I write some poetry from time to time,
And gravitate to forms, I must confess.
I crave some meter and a bit of rhyme.
Free verse can be illusory progress.
The sonnet with its prescribed fourteen lines
Presents a special challenge to be met,
A game that Frost, my hero, thus defines:
No point in playing tennis with no net.
Ah, freedom! It’s a lofty modern goal.
And rules? Meant to be broken, don’t you see?
Let’s shed the last vestiges of stiff control
And revel in a life and art that’s free!
But rules are guides, not just constraints or chains.
Throw all out, and mere anarchy remains.
For those of you not familiar with what it’s like to try to write a sonnet (and I’d guess most of you aren’t), please take my word for it when I say that it is really a very demanding form of poetry.
But fun, like a game with rules. If you like to solve double-crostics or crossword puzzles you might have a taste of what I’m talking about.
The form I follow in the above sonnet is the basic Shakespearean or Elizabethan one. Fourteen lines of iambic pentameter (five pairs of stressed/unstressed syllables per line), rhyme scheme abab cdcd efef gg. The convention of this type of sonnet also involves setting up a theme in the first eight lines, moving in a slightly different direction for the next six, including sort of summing-up or even reversal in the final couplet.
That’s a lot of rules, to be sure. That’s why Frost’s likening the writing of formal poetry to a sport such as tennis is apropos: the point is to do it well despite the constraints, and to make of it something beautiful and free. Having no rules would spoil the game.
My sonnet here is not one of the greatest examples of the art, to be sure. I wrote it in about fifteen minutes, if that’s any excuse.
Some of the finest examples are to be found in Shakespeare, as one might expect from someone who gave his name to a popular subset of the form.
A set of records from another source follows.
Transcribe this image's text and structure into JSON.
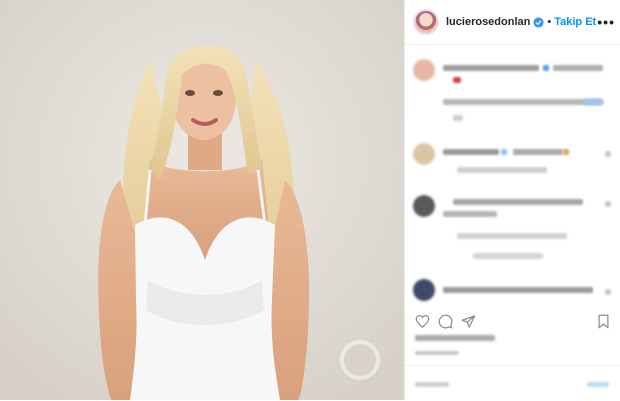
{
  "header": {
    "username": "lucierosedonlan",
    "separator": "•",
    "follow_label": "Takip Et",
    "more_label": "•••"
  },
  "icons": {
    "verified": "verified-badge-icon",
    "like": "heart-icon",
    "comment": "comment-icon",
    "share": "share-icon",
    "save": "bookmark-icon"
  },
  "colors": {
    "accent": "#0095f6",
    "text": "#262626",
    "divider": "#efefef"
  }
}
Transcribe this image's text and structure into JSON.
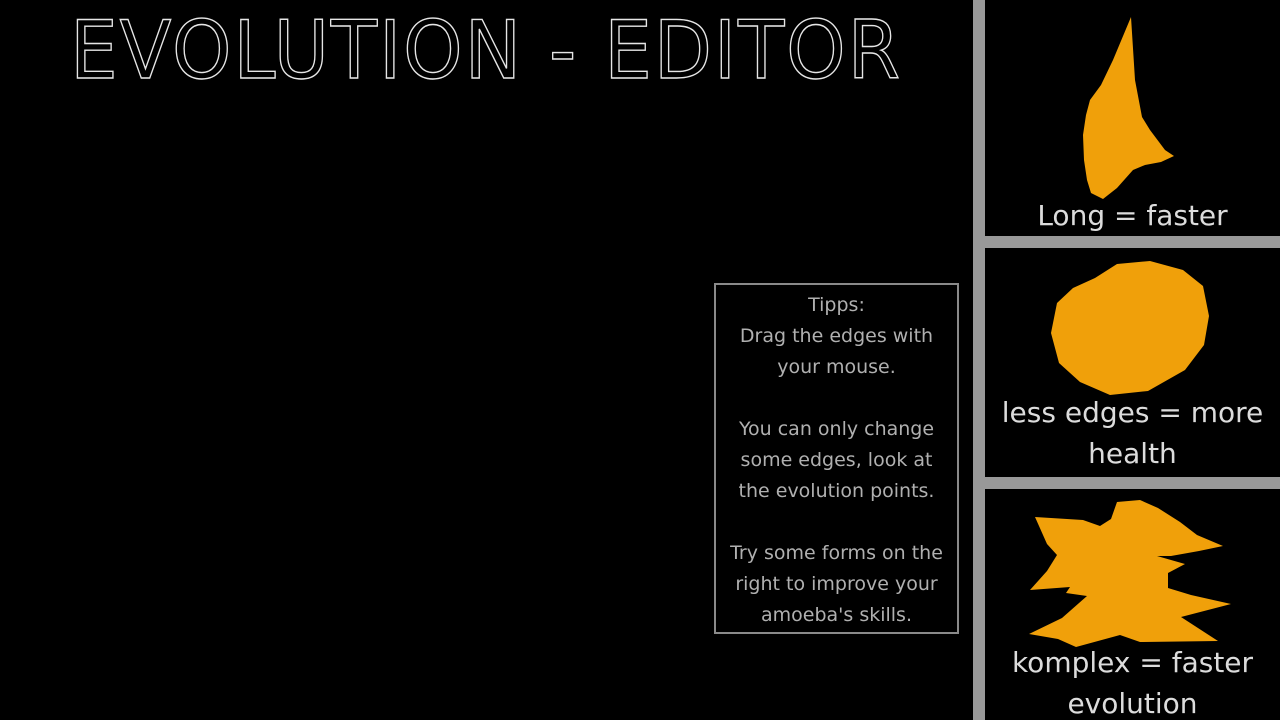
{
  "title": "EVOLUTION - EDITOR",
  "colors": {
    "background": "#000000",
    "divider": "#999999",
    "shape": "#f0a00a",
    "label": "#dcdcdc",
    "tips_text": "#b0b0b0",
    "tips_border": "#8a8a8a"
  },
  "tips": {
    "heading": "Tipps:",
    "lines": [
      "Drag the edges with",
      "your mouse.",
      "",
      "You can only change",
      "some edges, look at",
      "the evolution points.",
      "",
      "Try some forms on the",
      "right to improve your",
      "amoeba's skills."
    ]
  },
  "presets": [
    {
      "label": "Long = faster",
      "shape": "long"
    },
    {
      "label_line1": "less edges = more",
      "label_line2": "health",
      "shape": "round"
    },
    {
      "label_line1": "komplex = faster",
      "label_line2": "evolution",
      "shape": "complex"
    }
  ]
}
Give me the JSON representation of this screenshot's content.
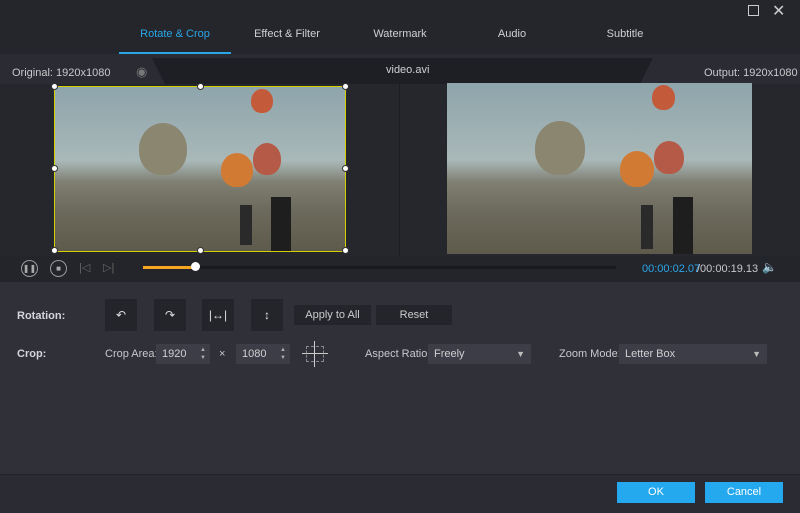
{
  "window": {
    "maximize_icon": "square-icon",
    "close_icon": "x-icon"
  },
  "tabs": [
    {
      "label": "Rotate & Crop",
      "active": true
    },
    {
      "label": "Effect & Filter"
    },
    {
      "label": "Watermark"
    },
    {
      "label": "Audio"
    },
    {
      "label": "Subtitle"
    }
  ],
  "header": {
    "original": "Original: 1920x1080",
    "filename": "video.avi",
    "output": "Output: 1920x1080"
  },
  "player": {
    "current_time": "00:00:02.07",
    "total_time": "/00:00:19.13",
    "progress_percent": 11,
    "accent": "#f5a623"
  },
  "rotation": {
    "label": "Rotation:",
    "apply_all": "Apply to All",
    "reset": "Reset"
  },
  "crop": {
    "label": "Crop:",
    "area_label": "Crop Area:",
    "width": "1920",
    "times": "×",
    "height": "1080",
    "aspect_label": "Aspect Ratio:",
    "aspect_value": "Freely",
    "zoom_label": "Zoom Mode:",
    "zoom_value": "Letter Box"
  },
  "footer": {
    "ok": "OK",
    "cancel": "Cancel"
  },
  "colors": {
    "accent": "#2aa6e8",
    "crop_border": "#d4d000"
  }
}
More recent (although not all that recent) famous sonnet-crafters have been Elizabeth Barrett Browning, Edna St. Vincent Millay and Gerard Manley Hopkins (what’s up with all these lengthy poet names, anyway?).
The sonnet is experiencing a small modern revival after a period of being way out of fashion. The New Formalists (the neocons of the poetry world?) have led the movement.
Some of my favorite sonnets are the subtle ones in which you barely notice the form is being used, and yet all the rules have been followed. Here’s an example from Archibald Macleish (first published in 1928):
THE END OF THE WORLD
Quite unexpectedly, as Vasserot
The armless ambidextrian was lighting
A match between his great and second toe,
And Ralph the lion was engaged in biting
The neck of Madame Sossman while the drum
Pointed, and Teeny was about to cough
In waltz-time swinging Jocko by the thumb
Quite unexpectedly the top blew off:
And there, there overhead, there, there hung over
Those thousands of white faces, those dazed eyes,
There in the starless dark, the poise, the hover,
There with vast wings across the cancelled skies,
There in the sudden blackness the black pall
Of nothing, nothing, nothing—nothing at all.